Records from a data source:
◇ ◇ ◇ ◇

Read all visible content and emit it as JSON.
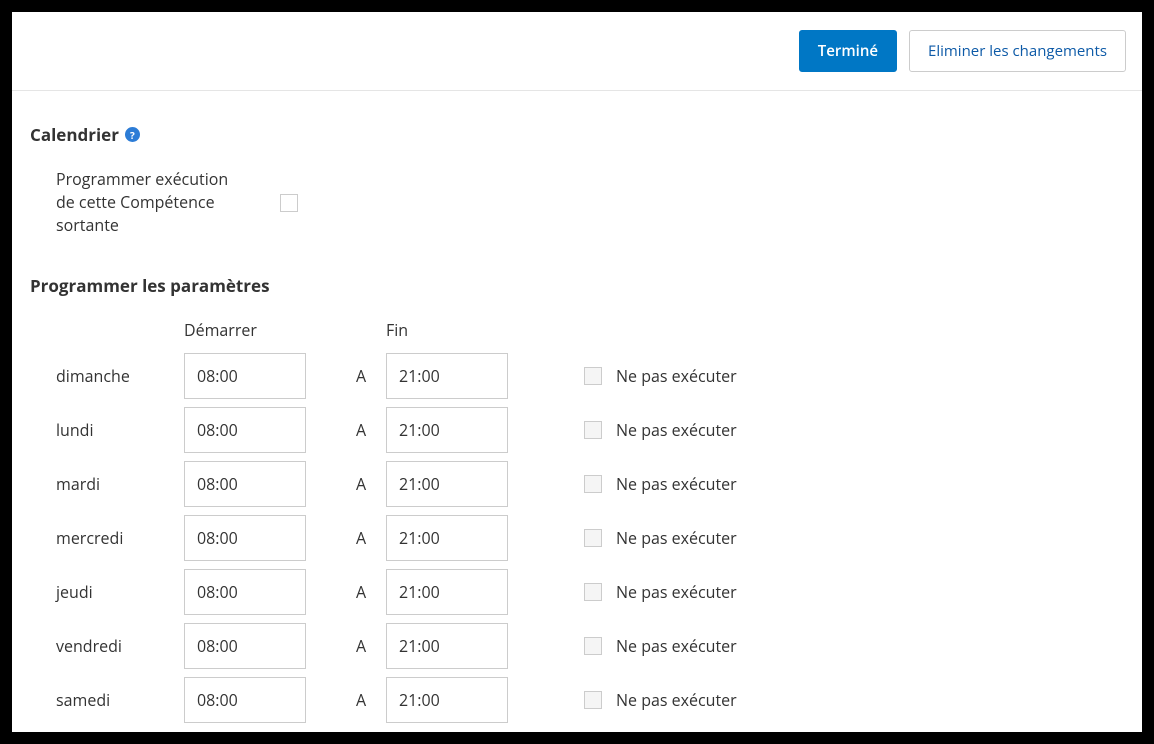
{
  "header": {
    "done_label": "Terminé",
    "discard_label": "Eliminer les changements"
  },
  "calendar": {
    "title": "Calendrier",
    "help": "?",
    "enable_label": "Programmer exécution de cette Compétence sortante"
  },
  "schedule": {
    "title": "Programmer les paramètres",
    "start_header": "Démarrer",
    "end_header": "Fin",
    "separator": "A",
    "nope_label": "Ne pas exécuter",
    "rows": [
      {
        "day": "dimanche",
        "start": "08:00",
        "end": "21:00"
      },
      {
        "day": "lundi",
        "start": "08:00",
        "end": "21:00"
      },
      {
        "day": "mardi",
        "start": "08:00",
        "end": "21:00"
      },
      {
        "day": "mercredi",
        "start": "08:00",
        "end": "21:00"
      },
      {
        "day": "jeudi",
        "start": "08:00",
        "end": "21:00"
      },
      {
        "day": "vendredi",
        "start": "08:00",
        "end": "21:00"
      },
      {
        "day": "samedi",
        "start": "08:00",
        "end": "21:00"
      }
    ]
  }
}
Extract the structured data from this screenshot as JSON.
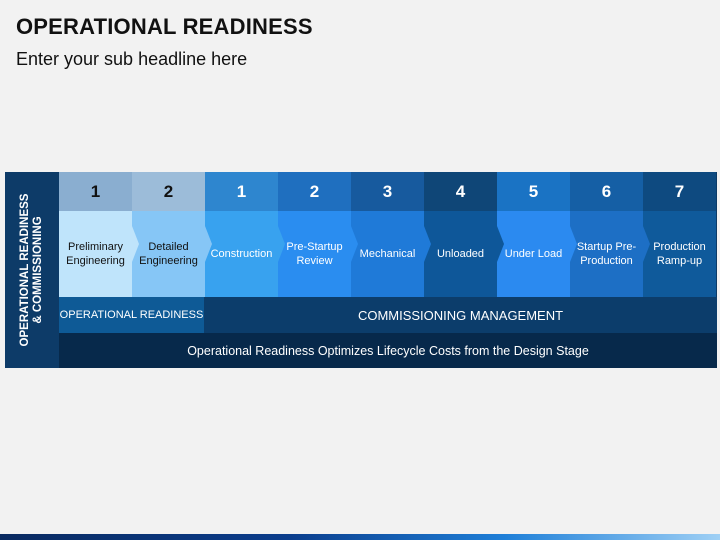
{
  "header": {
    "title": "OPERATIONAL READINESS",
    "subtitle": "Enter your sub headline here"
  },
  "side_label": "OPERATIONAL READINESS\n& COMMISSIONING",
  "stages": [
    {
      "number": "1",
      "label": "Preliminary Engineering",
      "num_bg": "#8aaed0",
      "num_color": "#111111",
      "bg": "#bfe4fb",
      "color": "#111111"
    },
    {
      "number": "2",
      "label": "Detailed Engineering",
      "num_bg": "#9cbcd9",
      "num_color": "#111111",
      "bg": "#86c6f6",
      "color": "#111111"
    },
    {
      "number": "1",
      "label": "Construction",
      "num_bg": "#2e86cf",
      "num_color": "#ffffff",
      "bg": "#38a2ef",
      "color": "#ffffff"
    },
    {
      "number": "2",
      "label": "Pre-Startup Review",
      "num_bg": "#1f6fbf",
      "num_color": "#ffffff",
      "bg": "#2a8df0",
      "color": "#ffffff"
    },
    {
      "number": "3",
      "label": "Mechanical",
      "num_bg": "#175a9e",
      "num_color": "#ffffff",
      "bg": "#1f7ad8",
      "color": "#ffffff"
    },
    {
      "number": "4",
      "label": "Unloaded",
      "num_bg": "#0f4677",
      "num_color": "#ffffff",
      "bg": "#0e5799",
      "color": "#ffffff"
    },
    {
      "number": "5",
      "label": "Under Load",
      "num_bg": "#1a73c4",
      "num_color": "#ffffff",
      "bg": "#2b8af0",
      "color": "#ffffff"
    },
    {
      "number": "6",
      "label": "Startup Pre-Production",
      "num_bg": "#155fa5",
      "num_color": "#ffffff",
      "bg": "#1d6fc5",
      "color": "#ffffff"
    },
    {
      "number": "7",
      "label": "Production Ramp-up",
      "num_bg": "#0e4a80",
      "num_color": "#ffffff",
      "bg": "#0f5a9b",
      "color": "#ffffff"
    }
  ],
  "bands": {
    "operational": "OPERATIONAL READINESS",
    "commissioning": "COMMISSIONING MANAGEMENT"
  },
  "footer_text": "Operational Readiness Optimizes Lifecycle Costs from the Design Stage"
}
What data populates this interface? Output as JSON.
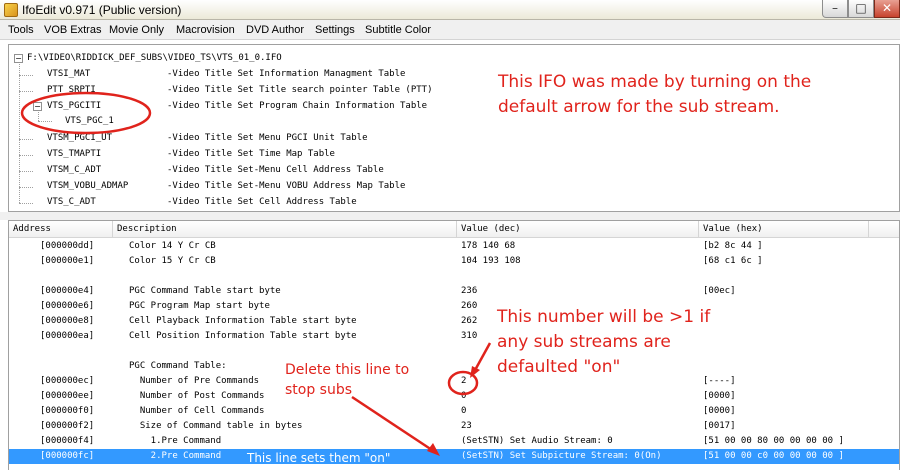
{
  "window": {
    "title": "IfoEdit v0.971 (Public version)",
    "minimize": "–",
    "maximize": "□",
    "close": "✕"
  },
  "menu": [
    "Tools",
    "VOB Extras",
    "Movie Only",
    "Macrovision",
    "DVD Author",
    "Settings",
    "Subtitle Color"
  ],
  "tree": {
    "root": "F:\\VIDEO\\RIDDICK_DEF_SUBS\\VIDEO_TS\\VTS_01_0.IFO",
    "items": [
      {
        "name": "VTSI_MAT",
        "desc": "-Video Title Set Information Managment Table"
      },
      {
        "name": "PTT_SRPTI",
        "desc": "-Video Title Set Title search pointer Table (PTT)"
      },
      {
        "name": "VTS_PGCITI",
        "desc": "-Video Title Set Program Chain Information Table"
      },
      {
        "name": "VTS_PGC_1",
        "desc": ""
      },
      {
        "name": "VTSM_PGCI_UT",
        "desc": "-Video Title Set Menu PGCI Unit Table"
      },
      {
        "name": "VTS_TMAPTI",
        "desc": "-Video Title Set Time Map Table"
      },
      {
        "name": "VTSM_C_ADT",
        "desc": "-Video Title Set-Menu Cell Address Table"
      },
      {
        "name": "VTSM_VOBU_ADMAP",
        "desc": "-Video Title Set-Menu VOBU Address Map Table"
      },
      {
        "name": "VTS_C_ADT",
        "desc": "-Video Title Set Cell Address Table"
      }
    ]
  },
  "list": {
    "columns": [
      "Address",
      "Description",
      "Value (dec)",
      "Value (hex)"
    ],
    "rows": [
      {
        "addr": "[000000dd]",
        "desc": "Color 14 Y Cr CB",
        "dec": "178 140 68",
        "hex": "[b2 8c 44 ]"
      },
      {
        "addr": "[000000e1]",
        "desc": "Color 15 Y Cr CB",
        "dec": "104 193 108",
        "hex": "[68 c1 6c ]"
      },
      {
        "addr": "",
        "desc": "",
        "dec": "",
        "hex": ""
      },
      {
        "addr": "[000000e4]",
        "desc": "PGC Command Table start byte",
        "dec": "236",
        "hex": "[00ec]"
      },
      {
        "addr": "[000000e6]",
        "desc": "PGC Program Map start byte",
        "dec": "260",
        "hex": ""
      },
      {
        "addr": "[000000e8]",
        "desc": "Cell Playback Information Table start byte",
        "dec": "262",
        "hex": ""
      },
      {
        "addr": "[000000ea]",
        "desc": "Cell Position Information Table start byte",
        "dec": "310",
        "hex": ""
      },
      {
        "addr": "",
        "desc": "",
        "dec": "",
        "hex": ""
      },
      {
        "addr": "",
        "desc": "PGC Command Table:",
        "dec": "",
        "hex": ""
      },
      {
        "addr": "[000000ec]",
        "desc": "  Number of Pre Commands",
        "dec": "2",
        "hex": "[----]"
      },
      {
        "addr": "[000000ee]",
        "desc": "  Number of Post Commands",
        "dec": "0",
        "hex": "[0000]"
      },
      {
        "addr": "[000000f0]",
        "desc": "  Number of Cell Commands",
        "dec": "0",
        "hex": "[0000]"
      },
      {
        "addr": "[000000f2]",
        "desc": "  Size of Command table in bytes",
        "dec": "23",
        "hex": "[0017]"
      },
      {
        "addr": "[000000f4]",
        "desc": "    1.Pre Command",
        "dec": "(SetSTN) Set Audio Stream: 0",
        "hex": "[51 00 00 80 00 00 00 00 ]"
      },
      {
        "addr": "[000000fc]",
        "desc": "    2.Pre Command",
        "dec": "(SetSTN) Set Subpicture Stream: 0(On)",
        "hex": "[51 00 00 c0 00 00 00 00 ]"
      }
    ],
    "selected_index": 14
  },
  "annotations": {
    "top_note_1": "This IFO was made by turning on the",
    "top_note_2": "default arrow for the sub stream.",
    "num_note_1": "This number will be >1 if",
    "num_note_2": "any sub streams are",
    "num_note_3": "defaulted \"on\"",
    "delete_note_1": "Delete this line to",
    "delete_note_2": "stop subs",
    "sets_on_note": "This line sets them \"on\"",
    "color": "#e0231c"
  }
}
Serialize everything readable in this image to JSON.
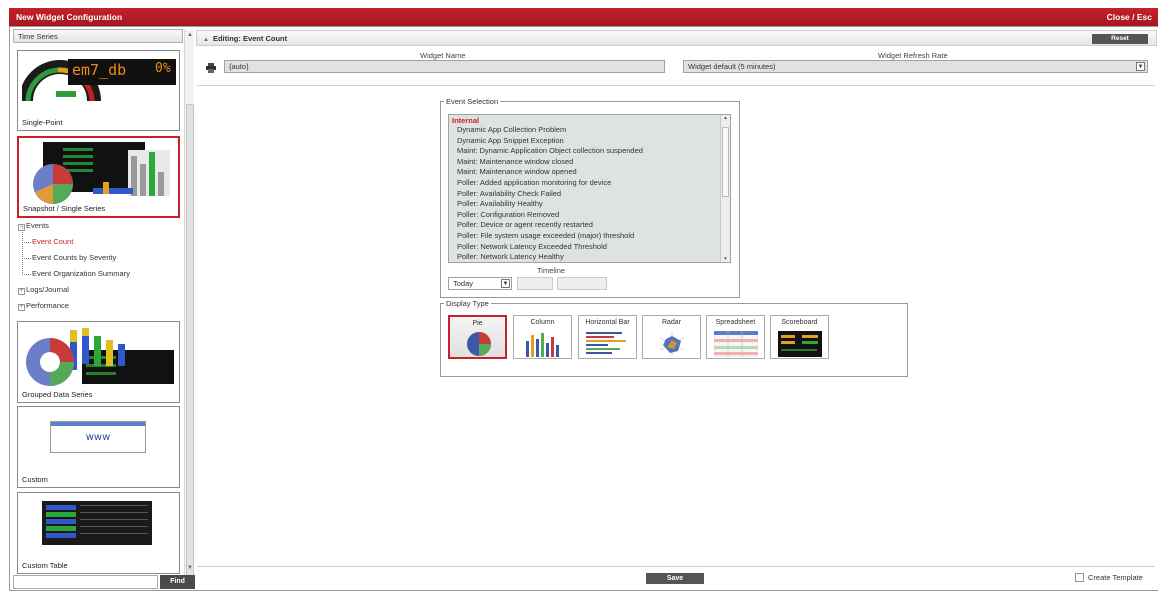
{
  "window": {
    "title": "New Widget Configuration",
    "close_label": "Close / Esc"
  },
  "sidebar": {
    "header": "Time Series",
    "cards": {
      "single_point": {
        "label": "Single-Point",
        "display_text": "em7_db",
        "display_value": "0%"
      },
      "snapshot": {
        "label": "Snapshot / Single Series"
      },
      "grouped": {
        "label": "Grouped Data Series"
      },
      "custom": {
        "label": "Custom",
        "display_text": "www"
      },
      "custom_table": {
        "label": "Custom Table"
      }
    },
    "tree": {
      "events": "Events",
      "event_count": "Event Count",
      "event_counts_by_severity": "Event Counts by Severity",
      "event_org_summary": "Event Organization Summary",
      "logs": "Logs/Journal",
      "performance": "Performance"
    },
    "find_button": "Find",
    "find_value": ""
  },
  "editor": {
    "title": "Editing: Event Count",
    "reset_label": "Reset",
    "widget_name_label": "Widget Name",
    "widget_name_value": "{auto}",
    "refresh_label": "Widget Refresh Rate",
    "refresh_value": "Widget default (5 minutes)"
  },
  "event_selection": {
    "legend": "Event Selection",
    "group": "Internal",
    "items": [
      "Dynamic App Collection Problem",
      "Dynamic App Snippet Exception",
      "Maint: Dynamic Application Object collection suspended",
      "Maint: Maintenance window closed",
      "Maint: Maintenance window opened",
      "Poller: Added application monitoring for device",
      "Poller: Availability Check Failed",
      "Poller: Availability Healthy",
      "Poller: Configuration Removed",
      "Poller: Device or agent recently restarted",
      "Poller: File system usage exceeded (major) threshold",
      "Poller: Network Latency Exceeded Threshold",
      "Poller: Network Latency Healthy"
    ],
    "timeline_label": "Timeline",
    "timeline_value": "Today"
  },
  "display_type": {
    "legend": "Display Type",
    "options": {
      "pie": "Pie",
      "column": "Column",
      "horizontal_bar": "Horizontal Bar",
      "radar": "Radar",
      "spreadsheet": "Spreadsheet",
      "scoreboard": "Scoreboard"
    },
    "selected": "Pie"
  },
  "footer": {
    "save_label": "Save",
    "create_template_label": "Create Template"
  },
  "colors": {
    "accent": "#c5222a",
    "field_bg": "#dfe3e0"
  }
}
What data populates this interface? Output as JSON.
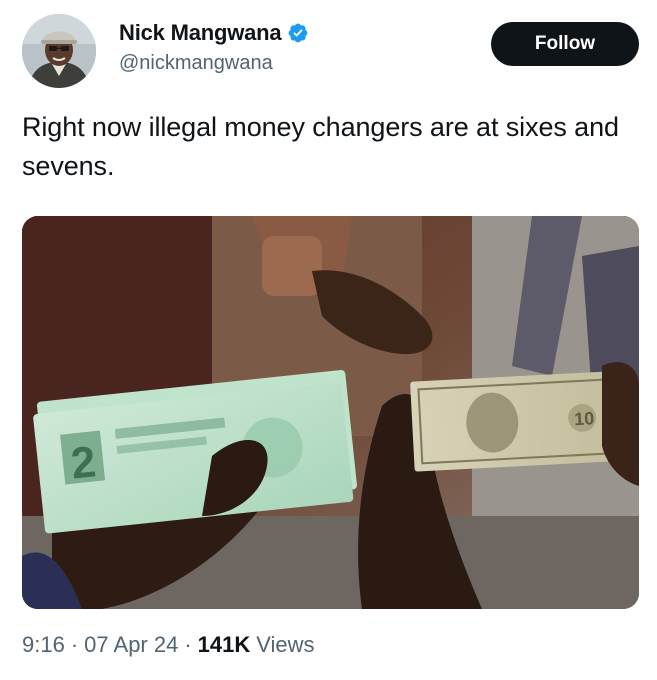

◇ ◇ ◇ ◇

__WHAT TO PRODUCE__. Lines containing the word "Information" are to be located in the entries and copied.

__EXPECTED ANSWER__.
        "desc": "-Video Title Set Information Managment Table"
        "desc": "-Video Title Set Program Chain Information Table"
        "desc": "Cell Playback Information Table start byte",
        "desc": "Cell Position Information Table start byte",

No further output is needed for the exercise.